Teen Girl Sells Sex. Teen Boy Serves as Bodyguard. Teen Boy Gets Arrested by Homeland Security for Child Sex-Trafficking

If convicted, the boy-an 18-year-old homeless refugee from Ghana-faces a mandatory minimum of 10 years in federal prison, with life imprisonment possible.


Edeme Missiadan/Facebook

Here's a good example out of El Paso about the way America's fight against "child sex trafficking" works in practice. The short of it: three teens got involved in prostitution. The two girls—one 15 and one 17—had sex with clients for money, and the boy, who is 18, rented the hotel room in his name and acted as security. Now he's locked up on child sex-trafficking charges.

Who can we thank for taking down this dangerous predator? Obviously, it couldn't be left up to local police to deal with such a clear threat to our national safety. No, the Department of Homeland Security, the FBI, the Texas Department of Public Safety, the El Paso Police Department, and the El Paso Child Exploitation Task Force all participated in the arrest of our "sex trafficker," Edeme Missiadan.

Missiadan and the two girls, who used the pseudonyms "Lexi" and "Natalia," are from Phoenix. One of the girls was dating Missiadan's brother. Police say the trio traveled down to El Paso—where cops found an escort ad for Lexi, who purported to be 21-years-old, on—on Tuesday, July 27. The next day, cops pretended to be a client and set up an appointment, then raided the girls' hotel room. After detaining the girls, they found Missiadan in a nearby courtyard.

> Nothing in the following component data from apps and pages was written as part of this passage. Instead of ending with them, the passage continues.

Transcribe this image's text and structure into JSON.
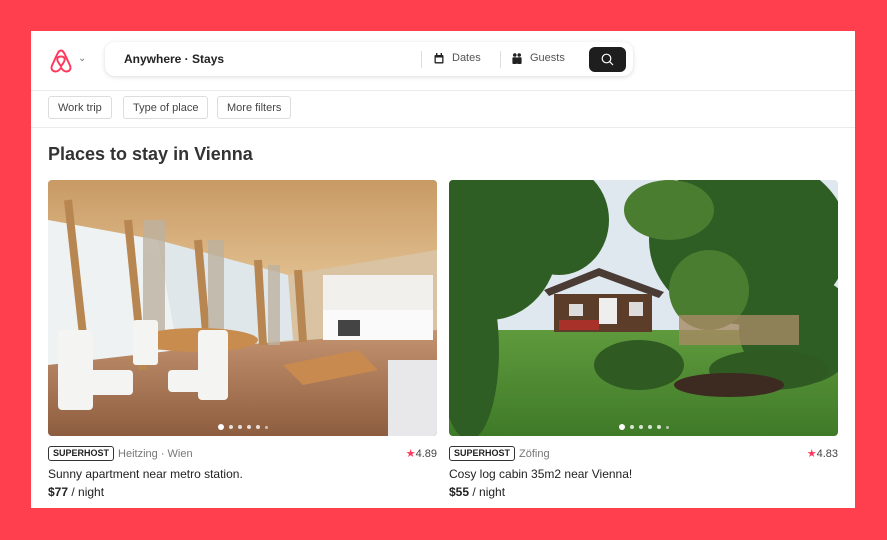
{
  "brand": {
    "name": "Airbnb",
    "accent": "#ff385c",
    "frame_color": "#ff3f4d"
  },
  "search": {
    "where_label": "Anywhere · Stays",
    "dates_label": "Dates",
    "guests_label": "Guests",
    "dates_icon": "calendar-icon",
    "guests_icon": "guests-icon",
    "search_icon": "search-icon"
  },
  "filters": [
    {
      "label": "Work trip"
    },
    {
      "label": "Type of place"
    },
    {
      "label": "More filters"
    }
  ],
  "heading": "Places to stay in Vienna",
  "listings": [
    {
      "badge": "SUPERHOST",
      "location": "Heitzing · Wien",
      "rating": "4.89",
      "title": "Sunny apartment near metro station.",
      "price": "$77",
      "price_unit": " / night",
      "photo_count_dots": 6,
      "active_photo": 1
    },
    {
      "badge": "SUPERHOST",
      "location": "Zöfing",
      "rating": "4.83",
      "title": "Cosy log cabin 35m2 near Vienna!",
      "price": "$55",
      "price_unit": " / night",
      "photo_count_dots": 6,
      "active_photo": 1
    }
  ]
}
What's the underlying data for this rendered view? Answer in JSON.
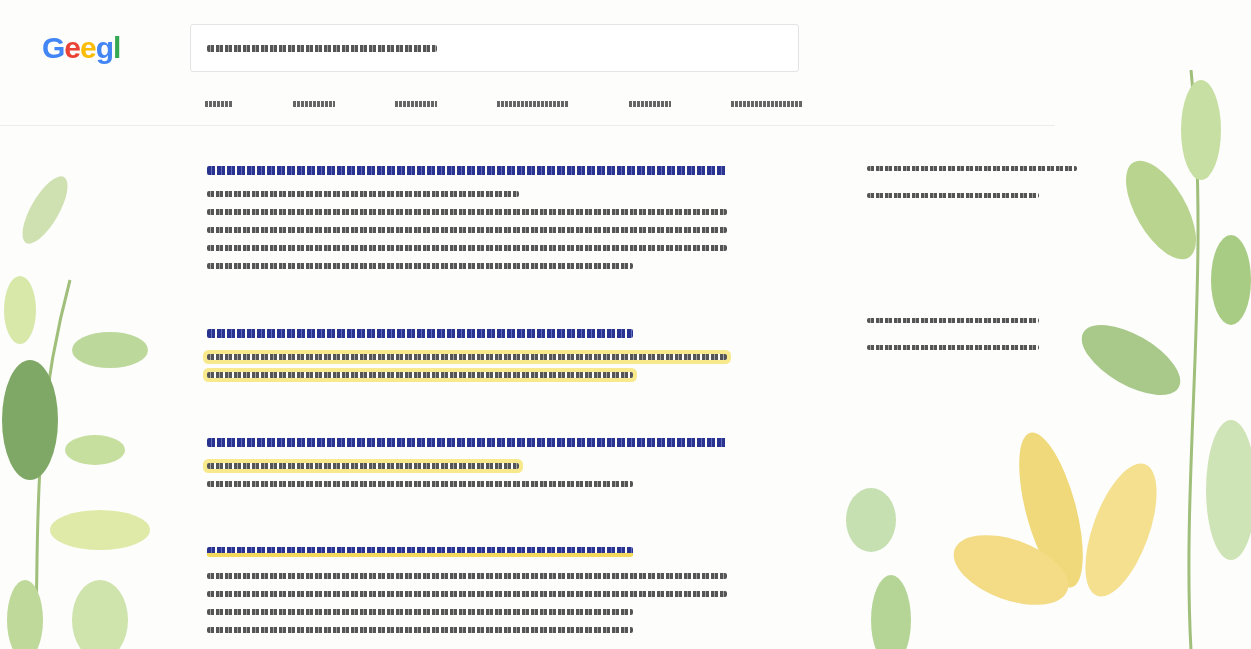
{
  "logo": {
    "text": "Geegl"
  },
  "search": {
    "kind": "medium"
  },
  "tabs": [
    {
      "kind": "xs",
      "selected": false
    },
    {
      "kind": "s",
      "selected": false
    },
    {
      "kind": "s",
      "selected": false
    },
    {
      "kind": "m",
      "selected": false
    },
    {
      "kind": "s",
      "selected": false
    },
    {
      "kind": "m",
      "selected": false
    }
  ],
  "results": [
    {
      "title": {
        "kind": "full",
        "highlight": false
      },
      "lines": [
        {
          "kind": "half",
          "highlight": false
        },
        {
          "kind": "full",
          "highlight": false
        },
        {
          "kind": "full",
          "highlight": false
        },
        {
          "kind": "full",
          "highlight": false
        },
        {
          "kind": "long",
          "highlight": false
        }
      ]
    },
    {
      "title": {
        "kind": "long",
        "highlight": false
      },
      "lines": [
        {
          "kind": "full",
          "highlight": true
        },
        {
          "kind": "long",
          "highlight": true
        }
      ]
    },
    {
      "title": {
        "kind": "full",
        "highlight": false
      },
      "lines": [
        {
          "kind": "half",
          "highlight": true
        },
        {
          "kind": "long",
          "highlight": false
        }
      ]
    },
    {
      "title": {
        "kind": "long",
        "highlight": true
      },
      "lines": [
        {
          "kind": "full",
          "highlight": false
        },
        {
          "kind": "full",
          "highlight": false
        },
        {
          "kind": "long",
          "highlight": false
        },
        {
          "kind": "long",
          "highlight": false
        }
      ]
    }
  ],
  "side_panels": [
    {
      "lines": [
        {
          "kind": "full"
        },
        {
          "kind": "long"
        }
      ]
    },
    {
      "lines": [
        {
          "kind": "long"
        },
        {
          "kind": "long"
        }
      ]
    }
  ]
}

Missiadan was booked on one federal count of child sex trafficking. Appearing before a judge on July 29, the teen—who came to the U.S. in 2007 as a refugee from Ghana and has since obtained citizenship—said he didn't understand what crime he had committed. One of the girls Missiadan was allegedly trafficking told police that she had planned to come to El Paso by herself to work, but Missiadan didn't want her to go "without protection."

This is the real tragedy of the way we're going after prostitution in America right now: literally anything that makes sex workers safer is considered to be sex trafficking. Bring along a bodyguard? He's a sex trafficker. Have a friend drive you to a client and wait outside? She's a sex trafficker. Use a booker or escort agency to screen clients? They're sex traffickers! Search for clients via online ads instead of on the streets? The Internet is a sex trafficker! It's easy to see sex traffickers everywhere when you define all sex workers as victims.

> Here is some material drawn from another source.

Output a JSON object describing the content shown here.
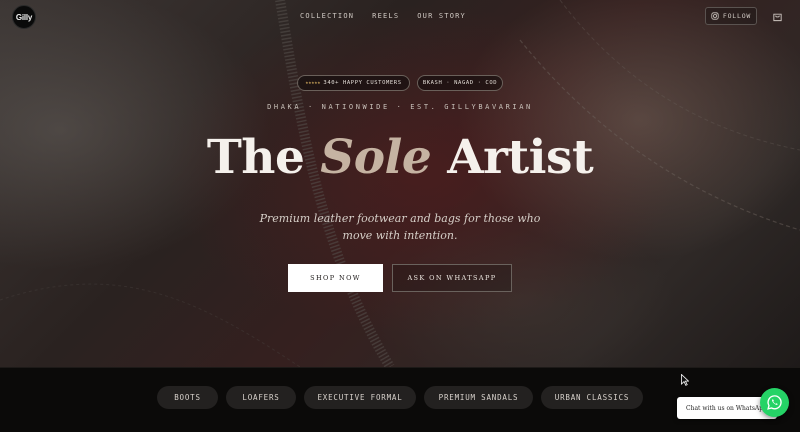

But, but—these girls were under 18! some will point out, as if that means there must be someone to blame. People want someone to blame in situations like these. People hate the idea that innocent young things might actually choose to sell sex on their own accord. But some do. And de facto treating anyone who assists them in any way—including other teenagers—like a serious criminal doesn't help anyone. There are a lot of reasons why a young woman might start selling sex—poverty, pressure from a boyfriend, trouble at home, boredom, curiosity—but unless the reason is because-they-were-forced-to, it doesn't make any sense to "solve" the problem of underage prostitution by looking for anyone but the young woman to hold accountable.

If Missiadan is found guilty, he faces a mandatory minimum sentence of 10 years in federal prison, with life imprisonment possible.

A public defender tried to get Missiadan—who had been in foster care until he aged out recently, and was now homeless—placed in a halfway house pending his trial but a judge refused, denying him bail.